spoke of the need to share these findings with today’s students. Rickard had mentioned a number of times during his remarks that winners usually
write the history. He concluded: “Now the descendants are writing the history.”
The Kehoe Foundation
careful study of Pennsylvania’s
“Molly Maguire” conflict yields innumerable echoes of today’s challenges, from
the dangers of unbridled nativist rhetoric to the perils associated with fake
news to the potentially tragic effects of corporate, political, judicial, and clerical abuse of
In 2013, I formed the Kehoe
Foundation, with interested individuals, as a 501c3 research foundation. Its
goals include education into the intricacies of Pennsylvania’s “Molly Maguire”
conflict to help inform and illuminate current scenarios—educational,
political, and cultural.
are invited to browse the collection of essays posted here.
“Who Was John Kehoe?” documents finds from my travels to libraries and archives in five states. My family's long-held belief in John Kehoe's innocence and in the political nature of the “Molly Maguire” conflict guided this search. “Jug-Handled Justice” describes railroad president Franklin Gowen’s usurpation of Pennsylvania's criminal justice system for the duration of the “Molly” trials. At this essay's conclusion John Elliott, the attorney who helped secure John Kehoe's 1979 posthumous pardon, gives a summation of Gowen’s actions.
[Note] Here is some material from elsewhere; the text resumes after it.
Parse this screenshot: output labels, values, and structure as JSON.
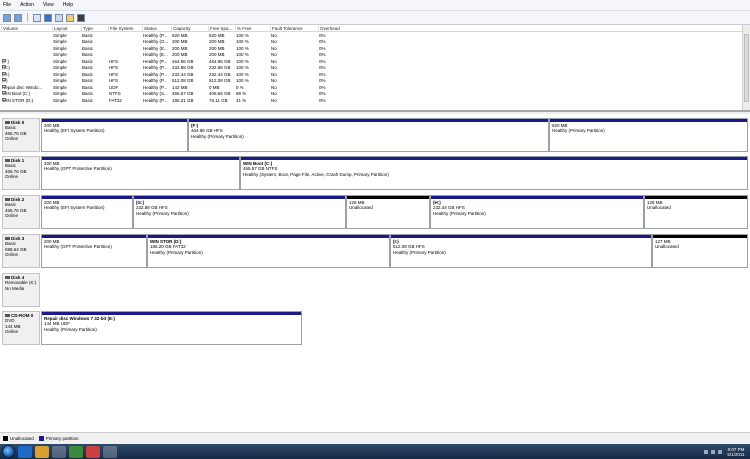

“The ‘Mollies’ Were Also School Directors” gives the background of five Hibernians prosecuted as “Mollies” who served in office as school directors. This piece also documents a resurgent tide of nativist feeling that manifested in the northeastern United States in the early 1870s.
“Pennsylvania’s ‘Molly Maguires’: The Surprising Western
Caseload,” describes the “Molly” caseload in three western Pennsylvania
counties. This effort from 1878 to 1882 involved dozens of defendants, but yielded few convictions and no executions.
“The ‘Molly Maguires’ and the National Labor Union” describes the relationship between alleged “Molly” Patrick Hester and Richard
Trevellick, president during the early 1870s of the National Labor Union, a
countrywide coalition of tradesmen.
“The ‘Molly Kings’ and Greenback Labor Reform” describes the
role of Hibernians charged as “Mollies” in a progressive nineteenth-century financial
reform effort. In particular, this essay discusses the relationship between Kehoe
and U.S. Congressman John Killinger, a vocal proponent of Greenback Labor
Reform efforts in the early 1870s.
The tab labeled “JOHN KEHOE,” located above, offers a bio for Schuylkill County’s AOH delegate.
archived through the Library of Congress “Chronicling America” website helped
inform this body of work.
Flaherty This post was revised on September 1, 2017.